said, the noble Lord who had last spoken had misunderstood him. He did not say they should not abide by the declaration, but that, if they did abide by it, the whole carrying trade of this country would pass under a neutral flag. The consequence of that would be that, instead of maintaining our present position, as the first maritime Power in the world, we should become a sixth-rate Power; for there would be no employment for our ships, as the whole trade of the country would pass into neutral ships. He did not wish to throw aside a solemn declaration, but he said the people of this country would not abide by it, and would appeal to the House for its abrogation, and the House would be compelled to listen to, and give effect to that appeal. Having made this explanation, it was not his intention to press the Motion.


observed, that he was very glad that the hon. Gentleman did not mean what he had supposed.

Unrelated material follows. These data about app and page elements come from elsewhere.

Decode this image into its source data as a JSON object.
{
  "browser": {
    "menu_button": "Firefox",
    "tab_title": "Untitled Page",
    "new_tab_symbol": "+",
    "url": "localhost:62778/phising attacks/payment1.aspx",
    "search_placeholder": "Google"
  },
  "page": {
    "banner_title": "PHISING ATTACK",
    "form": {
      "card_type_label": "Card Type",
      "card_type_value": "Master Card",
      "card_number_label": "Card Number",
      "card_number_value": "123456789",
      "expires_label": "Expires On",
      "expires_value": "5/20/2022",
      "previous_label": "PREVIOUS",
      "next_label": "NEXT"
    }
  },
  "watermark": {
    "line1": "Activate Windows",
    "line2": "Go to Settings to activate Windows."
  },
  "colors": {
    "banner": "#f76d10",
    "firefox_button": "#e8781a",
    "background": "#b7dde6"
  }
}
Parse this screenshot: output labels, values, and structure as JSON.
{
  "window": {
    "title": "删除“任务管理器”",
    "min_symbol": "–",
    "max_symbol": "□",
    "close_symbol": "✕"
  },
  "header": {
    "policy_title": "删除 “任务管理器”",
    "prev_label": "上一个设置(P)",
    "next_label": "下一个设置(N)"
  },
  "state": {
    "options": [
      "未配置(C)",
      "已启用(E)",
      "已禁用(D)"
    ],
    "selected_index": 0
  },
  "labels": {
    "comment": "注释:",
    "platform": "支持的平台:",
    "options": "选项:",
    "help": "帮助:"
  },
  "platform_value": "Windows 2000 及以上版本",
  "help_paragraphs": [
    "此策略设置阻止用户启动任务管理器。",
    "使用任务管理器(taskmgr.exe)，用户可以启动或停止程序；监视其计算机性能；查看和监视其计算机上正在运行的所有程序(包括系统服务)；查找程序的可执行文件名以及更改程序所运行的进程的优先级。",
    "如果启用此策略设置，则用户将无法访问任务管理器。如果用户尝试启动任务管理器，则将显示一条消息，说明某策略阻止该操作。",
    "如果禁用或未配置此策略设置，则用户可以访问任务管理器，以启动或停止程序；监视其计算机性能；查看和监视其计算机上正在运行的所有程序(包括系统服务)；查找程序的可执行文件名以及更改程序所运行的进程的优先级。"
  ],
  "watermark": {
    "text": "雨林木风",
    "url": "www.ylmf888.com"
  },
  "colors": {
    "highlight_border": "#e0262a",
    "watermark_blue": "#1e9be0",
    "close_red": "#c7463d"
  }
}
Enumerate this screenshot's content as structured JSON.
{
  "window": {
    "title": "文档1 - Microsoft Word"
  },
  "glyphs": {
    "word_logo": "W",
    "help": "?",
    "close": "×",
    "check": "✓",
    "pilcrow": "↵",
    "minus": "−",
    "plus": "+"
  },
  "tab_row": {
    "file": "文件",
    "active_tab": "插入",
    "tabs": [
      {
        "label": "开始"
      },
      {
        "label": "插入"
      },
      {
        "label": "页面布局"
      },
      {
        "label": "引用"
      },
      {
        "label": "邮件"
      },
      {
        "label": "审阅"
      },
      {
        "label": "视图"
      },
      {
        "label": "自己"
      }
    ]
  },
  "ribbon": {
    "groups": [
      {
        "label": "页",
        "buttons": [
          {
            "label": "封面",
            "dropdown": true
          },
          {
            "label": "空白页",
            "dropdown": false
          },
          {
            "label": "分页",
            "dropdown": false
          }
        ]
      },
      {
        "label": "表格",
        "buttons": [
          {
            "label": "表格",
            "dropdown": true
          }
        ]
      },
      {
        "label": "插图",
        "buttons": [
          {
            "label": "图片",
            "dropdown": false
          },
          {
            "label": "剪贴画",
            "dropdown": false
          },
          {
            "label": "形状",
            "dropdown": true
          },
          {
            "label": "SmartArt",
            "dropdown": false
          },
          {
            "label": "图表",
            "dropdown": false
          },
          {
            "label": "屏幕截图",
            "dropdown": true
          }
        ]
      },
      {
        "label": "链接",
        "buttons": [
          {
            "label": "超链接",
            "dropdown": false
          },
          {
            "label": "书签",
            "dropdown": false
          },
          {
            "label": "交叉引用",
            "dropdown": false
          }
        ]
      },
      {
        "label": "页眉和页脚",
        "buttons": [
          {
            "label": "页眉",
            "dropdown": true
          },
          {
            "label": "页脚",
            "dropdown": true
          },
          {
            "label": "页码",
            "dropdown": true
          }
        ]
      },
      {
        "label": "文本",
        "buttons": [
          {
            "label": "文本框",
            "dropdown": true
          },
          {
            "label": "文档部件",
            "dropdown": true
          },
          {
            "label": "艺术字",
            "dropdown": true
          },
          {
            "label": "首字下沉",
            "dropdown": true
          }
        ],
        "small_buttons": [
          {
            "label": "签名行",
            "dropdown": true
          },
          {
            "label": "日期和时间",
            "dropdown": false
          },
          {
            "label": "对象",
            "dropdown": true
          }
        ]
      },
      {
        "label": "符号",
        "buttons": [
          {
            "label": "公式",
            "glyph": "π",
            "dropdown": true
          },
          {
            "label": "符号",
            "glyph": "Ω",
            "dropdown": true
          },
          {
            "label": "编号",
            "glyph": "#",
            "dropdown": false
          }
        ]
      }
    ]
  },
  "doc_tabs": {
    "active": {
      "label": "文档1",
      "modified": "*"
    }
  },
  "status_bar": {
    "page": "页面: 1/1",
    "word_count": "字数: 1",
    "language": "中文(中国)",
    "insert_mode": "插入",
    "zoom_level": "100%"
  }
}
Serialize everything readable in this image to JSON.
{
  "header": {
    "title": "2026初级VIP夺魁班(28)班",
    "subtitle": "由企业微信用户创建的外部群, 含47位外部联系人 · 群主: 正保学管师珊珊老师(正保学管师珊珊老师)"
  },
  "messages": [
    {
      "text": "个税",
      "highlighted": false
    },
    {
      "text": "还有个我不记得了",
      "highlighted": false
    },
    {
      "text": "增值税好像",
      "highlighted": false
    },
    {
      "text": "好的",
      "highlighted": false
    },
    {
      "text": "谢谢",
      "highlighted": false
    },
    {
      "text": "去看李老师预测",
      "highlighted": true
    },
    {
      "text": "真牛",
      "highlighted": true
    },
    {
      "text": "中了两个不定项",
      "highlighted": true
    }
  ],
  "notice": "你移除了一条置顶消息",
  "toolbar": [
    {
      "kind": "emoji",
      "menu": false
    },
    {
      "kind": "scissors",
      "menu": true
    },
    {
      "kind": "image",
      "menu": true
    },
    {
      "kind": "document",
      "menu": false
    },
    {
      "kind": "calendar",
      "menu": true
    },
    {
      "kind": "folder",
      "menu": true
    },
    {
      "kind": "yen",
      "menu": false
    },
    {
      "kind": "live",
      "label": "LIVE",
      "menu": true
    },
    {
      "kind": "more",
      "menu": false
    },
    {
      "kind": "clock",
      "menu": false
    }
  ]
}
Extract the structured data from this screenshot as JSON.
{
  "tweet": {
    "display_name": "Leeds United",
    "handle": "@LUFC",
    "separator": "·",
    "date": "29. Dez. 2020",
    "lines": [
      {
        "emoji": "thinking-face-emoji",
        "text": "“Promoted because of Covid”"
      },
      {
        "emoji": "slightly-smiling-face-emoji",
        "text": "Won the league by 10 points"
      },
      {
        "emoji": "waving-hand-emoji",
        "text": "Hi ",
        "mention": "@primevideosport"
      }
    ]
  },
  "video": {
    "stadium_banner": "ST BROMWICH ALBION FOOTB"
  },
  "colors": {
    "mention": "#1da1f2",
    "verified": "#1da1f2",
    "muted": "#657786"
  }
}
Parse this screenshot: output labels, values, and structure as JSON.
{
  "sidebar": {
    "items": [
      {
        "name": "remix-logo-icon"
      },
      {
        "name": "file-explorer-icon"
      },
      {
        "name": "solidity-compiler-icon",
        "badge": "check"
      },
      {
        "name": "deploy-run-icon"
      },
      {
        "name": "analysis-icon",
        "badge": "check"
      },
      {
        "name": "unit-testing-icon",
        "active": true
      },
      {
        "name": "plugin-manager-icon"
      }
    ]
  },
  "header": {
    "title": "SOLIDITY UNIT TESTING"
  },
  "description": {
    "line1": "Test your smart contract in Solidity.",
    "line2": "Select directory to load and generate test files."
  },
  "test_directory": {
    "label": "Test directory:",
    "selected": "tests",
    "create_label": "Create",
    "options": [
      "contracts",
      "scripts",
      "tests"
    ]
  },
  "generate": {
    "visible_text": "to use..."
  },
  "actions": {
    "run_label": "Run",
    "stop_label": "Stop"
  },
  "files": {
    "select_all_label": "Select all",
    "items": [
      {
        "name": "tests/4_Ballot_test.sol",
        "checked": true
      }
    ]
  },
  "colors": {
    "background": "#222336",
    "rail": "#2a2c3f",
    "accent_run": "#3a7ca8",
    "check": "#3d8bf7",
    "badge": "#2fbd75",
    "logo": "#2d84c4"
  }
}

said, he had expected that some Member of the Government—the First Lord of the Admiralty—would have addressed the House after the speech of the noble Lord the Member for the City of London. He agreed with the hon. Gentleman who brought forward the Motion, that it was impossible we could remain in the position in which we were at present. The noble Lord said we could not break the engagement. He did not think we could. Diplomacy had drawn us into a very impolitic engagement, and it was for the noble Lord, or some clever diplomatist, to get us out of it. If they were determined to abide by the declaration of the Earl of Clarendon, and a war ensued, we must blockade every port which the enemy possessed. It must be not a mere paper, but an efficient blockade, and in the event of a war with France, such a blockade, with the navy we possessed, could not at the first start be established. Double or treble our navy would not be sufficient to blockade all the ports of France; and it must not be forgotten that seamen discharged from French merchant vessels would go into French ships of war, and increase their force, while our force in men would be diminished in consequence of our loss of trade.

Motion, by leave, withdrawn.